Did you know that Capital One launched a brand new online savings account called 360 Performance Savings?
I sure didn't!
Unfortunately, it's not a particularly exciting new account.
I have a few accounts with Capital One Bank but they all were legacy ING Direct accounts. Capital One acquired ING Direct back in 2012 and I just kept going along with it. I was tempted to close them when I went through a big personal finance simplification phase, but I continued to use one as a bank account firewall with PayPal. It served a purpose, paid a competitive interest rate, so I left it alone.
When Capital One acquired ING Direct, all existing ING Direct accounts were converted to 360 Checking and 360 Savings accounts. For years, nothing substantial else changed.
But now that Capital One has a new banking product, it's time to pay a little bit more attention.
What is Capital One 360 Performance Savings?
It's Capital One's new name for their high-yield, no-fee online savings account. You get an interest rate of 1.80% APY with no minimums. Your funds are FDIC insured up to $250,000, there's a mobile app, and you can open it online in just a few minutes. It's a pretty run of the mill online savings account.
When Capital One started offering this “new” type of account, they took away their 360 Savings Accounts and 360 Money Market Accounts. It's now Performance Savings only.
If you're an existing Capital One 360 Savings customer, it's pretty much the same as before except you get a higher interest rate. The Performance Savings pays 1.80% APY.
Money market accounts have been falling out of favor in the last decade or so. In the past, they were useful because you could earn a higher interest rate and still have more than six transactions/transfers per month. Nowadays, with online banking and credit cards, there really isn't a useful place for your traditional money market account. It's no surprise that Capital One did away with it.
How to Convert Your Account from 360 Savings to Performance Savings
There doesn't appear to be a single button you press to convert an existing 360 Savings Account into a Performance Savings account.
You will have open a new Performance Savings account, transfer all of your funds from the 360 Savings to the Performance Savings, and then close your 360 Savings account.
Fortunately, opening a new account is simple, takes about five minutes, and I was able to do it all in about five minutes. Capital One prepopulates most of your information and you just have to enter in employment title, salary, and check off a few disclosure statements. You can even do it on a weekend (I did it on a Sunday).
Presto – nearly double the APY. It's not going to be a ton of money but it's like picking up a quarter on the sidewalk.
How to Close Your Account Online
Peter from Bible Money Matters showed me how to close your account online.

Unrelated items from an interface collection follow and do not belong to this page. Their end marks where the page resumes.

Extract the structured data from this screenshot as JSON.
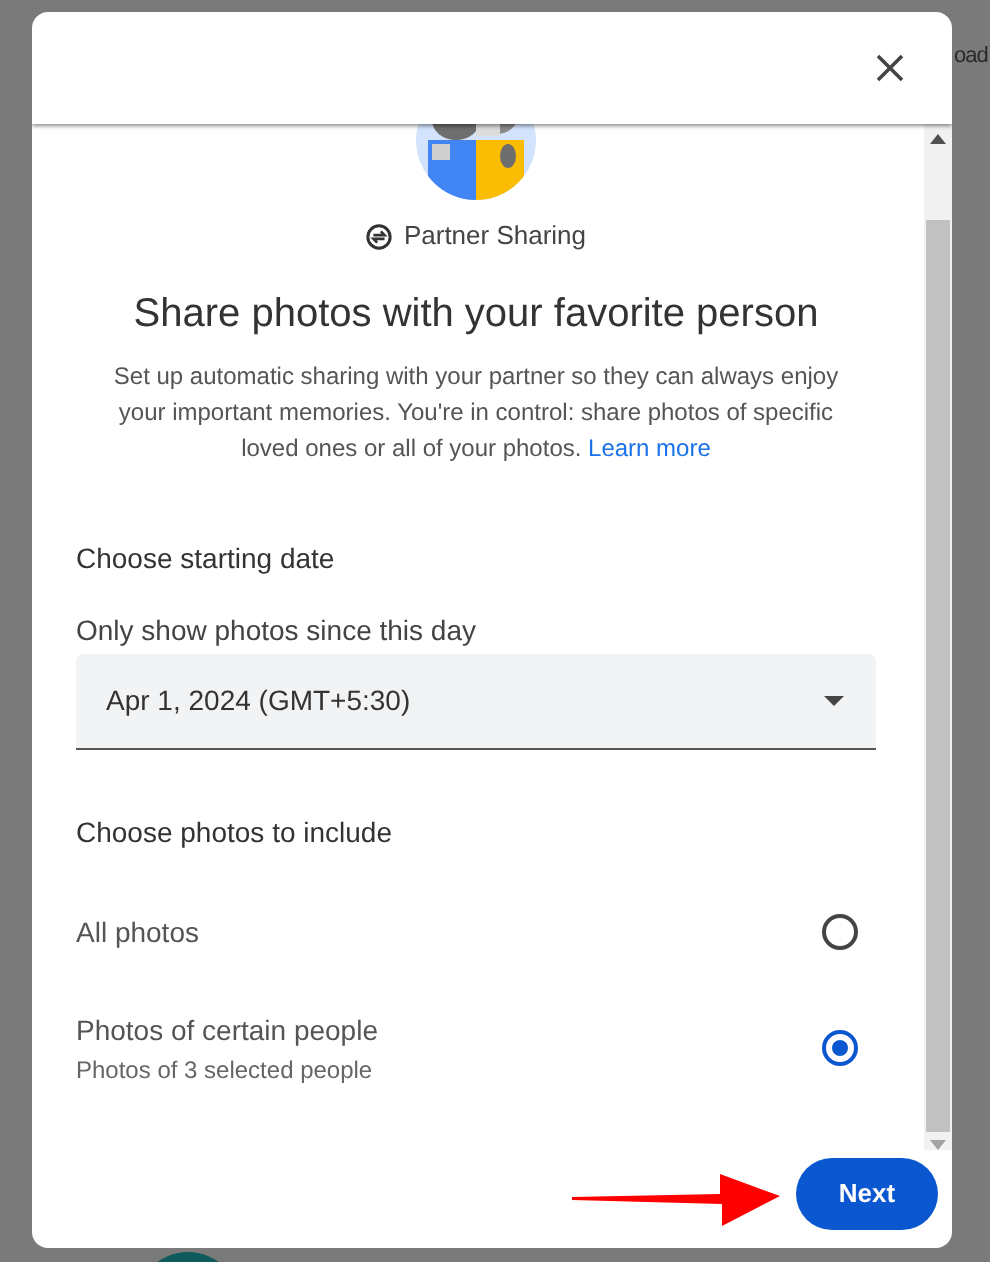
{
  "background": {
    "text": "oad"
  },
  "dialog": {
    "badge": "Partner Sharing",
    "title": "Share photos with your favorite person",
    "description": "Set up automatic sharing with your partner so they can always enjoy your important memories. You're in control: share photos of specific loved ones or all of your photos.",
    "learn_more": "Learn more",
    "date_section": {
      "heading": "Choose starting date",
      "label": "Only show photos since this day",
      "value": "Apr 1, 2024 (GMT+5:30)"
    },
    "photos_section": {
      "heading": "Choose photos to include",
      "options": [
        {
          "label": "All photos",
          "selected": false
        },
        {
          "label": "Photos of certain people",
          "sublabel": "Photos of 3 selected people",
          "selected": true
        }
      ]
    },
    "next_button": "Next"
  }
}
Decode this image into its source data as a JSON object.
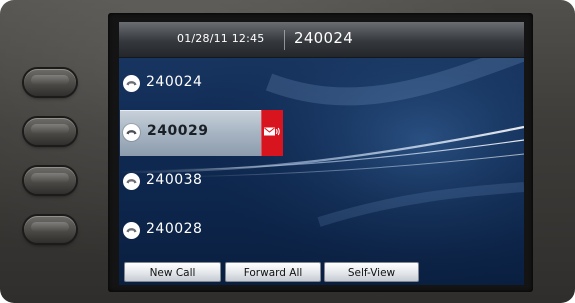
{
  "status_bar": {
    "datetime": "01/28/11 12:45",
    "primary_line": "240024"
  },
  "lines": [
    {
      "number": "240024",
      "icon": "handset-icon",
      "selected": false
    },
    {
      "number": "240029",
      "icon": "handset-icon",
      "selected": true,
      "badge_icon": "voicemail-icon",
      "badge_color": "#d8141f"
    },
    {
      "number": "240038",
      "icon": "handset-icon",
      "selected": false
    },
    {
      "number": "240028",
      "icon": "handset-icon",
      "selected": false
    }
  ],
  "softkeys": [
    {
      "label": "New Call"
    },
    {
      "label": "Forward All"
    },
    {
      "label": "Self-View"
    }
  ],
  "colors": {
    "background": "#0f2a53",
    "selected_row": "#a6b4c2",
    "voicemail_badge": "#d8141f",
    "softkey": "#e3e6ea"
  }
}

First, log into your account as normal… then visit this link to access the old interface:
(copy and paste it in the browser after you log in)
Then click on your account name in the list, followed by “Account Details” tab underneath your Routing Number and Account number. The site defaults to your list of transactions.
Then click on “Close your account” at the bottom:
There's a confirmation screen but then you're done:
Alternatively, you can call customer service to close your account. In the past, I've had success using the online chat to close an account too.
Should You Open This Account?
If you don't have an existing Capital One 360 Savings account, does it make sense to open a 360 Performance Savings?
The interest rate is competitive but I don't feel like there's a ton of added value with this account. For example, if you open an Ally Bank account, you get a 1.60% APY interest rate plus the ability to link up an Ally Invest account. Ally Invest is a brokerage account that gives you free trades on all U.S. stocks, ETFs, and options. (they also run cash bonuses for new brokerage accounts)
SoFi Money is a cash management account that pays 1.60% APY but also has SoFi Invest, another no commission stock brokerage. They'll also give you $50 when you deposit $100, no strings attached.
I've always been a fan of how convenient it is to open accounts and manage savings goals with Capital One but I'm not sure it's a good option if you're opening a new account.